I’m having a discussion with a co-worker: I say that chili held on the line all day should be tossed at the end of the day. She says it is safe to put it back out the next day. Who’s right?
– Lance Cope, Cordes Junction, Ariz.
My daughter had a high school concessions job at a place I won’t name in print. They served hot dogs on a roller grill. At the end of the day, they would chill them in the freezer and serve them again the next day. Safe to eat? Probably. Disgusting? Definitely.
Municipal health codes vary, and most I reviewed do not specify a maximum holding time for food safely held above the minimum hot holding temperature. But nothing lasts forever. There are really two interrelated concerns:
- Food quality.
- Food safety.
From a food quality perspective, I wouldn’t want to see hot food held beyond two to four hours, depending of course on the type of product and the holding temperature.
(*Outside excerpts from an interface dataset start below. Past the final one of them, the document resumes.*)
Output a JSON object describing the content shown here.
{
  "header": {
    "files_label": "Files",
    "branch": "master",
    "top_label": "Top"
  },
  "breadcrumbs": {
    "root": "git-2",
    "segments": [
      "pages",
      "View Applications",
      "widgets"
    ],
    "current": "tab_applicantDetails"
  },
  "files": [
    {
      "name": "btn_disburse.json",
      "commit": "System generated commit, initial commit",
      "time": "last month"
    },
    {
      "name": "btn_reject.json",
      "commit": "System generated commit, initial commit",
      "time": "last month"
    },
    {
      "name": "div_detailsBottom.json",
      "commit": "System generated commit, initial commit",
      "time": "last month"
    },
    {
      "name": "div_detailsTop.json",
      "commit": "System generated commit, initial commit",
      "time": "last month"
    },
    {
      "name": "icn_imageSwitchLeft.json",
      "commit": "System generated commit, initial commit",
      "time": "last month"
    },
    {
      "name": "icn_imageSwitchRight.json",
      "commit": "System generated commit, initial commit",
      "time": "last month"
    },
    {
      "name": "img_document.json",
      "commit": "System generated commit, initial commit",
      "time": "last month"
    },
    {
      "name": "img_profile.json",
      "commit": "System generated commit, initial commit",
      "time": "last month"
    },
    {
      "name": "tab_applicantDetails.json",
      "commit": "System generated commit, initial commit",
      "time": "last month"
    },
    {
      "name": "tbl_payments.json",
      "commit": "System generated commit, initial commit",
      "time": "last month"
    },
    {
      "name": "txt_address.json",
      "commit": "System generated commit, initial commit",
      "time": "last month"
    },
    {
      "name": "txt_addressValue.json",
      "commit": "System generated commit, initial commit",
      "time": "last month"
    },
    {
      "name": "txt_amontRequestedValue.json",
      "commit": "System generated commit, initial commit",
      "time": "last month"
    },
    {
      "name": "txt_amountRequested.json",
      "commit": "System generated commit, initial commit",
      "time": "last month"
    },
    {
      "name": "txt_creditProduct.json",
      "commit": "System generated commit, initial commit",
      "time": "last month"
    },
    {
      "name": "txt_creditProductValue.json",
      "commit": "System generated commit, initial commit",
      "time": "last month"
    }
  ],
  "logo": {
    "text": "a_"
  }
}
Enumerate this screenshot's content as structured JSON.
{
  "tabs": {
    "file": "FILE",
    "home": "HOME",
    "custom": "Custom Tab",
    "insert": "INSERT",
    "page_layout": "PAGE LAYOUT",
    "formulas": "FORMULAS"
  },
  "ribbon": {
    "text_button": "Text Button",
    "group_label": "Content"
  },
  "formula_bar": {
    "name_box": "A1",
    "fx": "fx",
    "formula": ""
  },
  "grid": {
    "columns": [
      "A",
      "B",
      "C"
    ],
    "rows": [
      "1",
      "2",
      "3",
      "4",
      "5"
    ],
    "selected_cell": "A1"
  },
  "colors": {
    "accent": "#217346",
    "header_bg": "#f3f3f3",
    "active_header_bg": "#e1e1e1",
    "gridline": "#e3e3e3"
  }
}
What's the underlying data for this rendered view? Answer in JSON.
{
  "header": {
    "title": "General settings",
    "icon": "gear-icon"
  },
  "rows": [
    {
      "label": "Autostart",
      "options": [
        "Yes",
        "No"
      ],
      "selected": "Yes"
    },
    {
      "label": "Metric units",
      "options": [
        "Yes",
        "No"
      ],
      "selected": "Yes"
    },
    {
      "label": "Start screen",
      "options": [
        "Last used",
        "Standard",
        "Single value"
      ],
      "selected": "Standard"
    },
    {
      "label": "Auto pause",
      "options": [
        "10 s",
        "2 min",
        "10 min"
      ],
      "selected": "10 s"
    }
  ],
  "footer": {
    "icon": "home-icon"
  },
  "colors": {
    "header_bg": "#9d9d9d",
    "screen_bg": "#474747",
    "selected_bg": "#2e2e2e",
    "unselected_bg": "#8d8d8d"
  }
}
While chili will be more resilient to hot holding than foods like cream-based sauces, lean proteins or vegetables, it is important to remember that hot holding is still cooking the food (slowly) and causing associated changes and quality loss such as overcooking and drying.
From a safety perspective, the food code is very clear on how long food can be kept in the danger zone, but less directive on how long food held at proper temperature can be stored. The USDA did issue an advisory that “A minimum temperature of 135 degrees for a maximum of 8 hours, or a minimum temperature of 140 degrees Fahrenheit indefinitely also would be adequate to ensure food safety.”
So your colleague is right that chili, properly held over 140, could be held “indefinitely,” according to the USDA. It follows that it can also be safely chilled using the two-stage method: stored cold and reheated to 165 for at least 15 seconds, then hot-held again. But that doesn’t mean it should be.
My advice is to put a two- to four-hour limit on hot-held food for both quality and safety best practices. If the cost and waste of discarding long-held chili are a problem, consider heating product in smaller batches with more frequency or reducing your production.
As always, communicate proactively with your health department to be sure you’re compliant with local regulations.
More on hot holding here.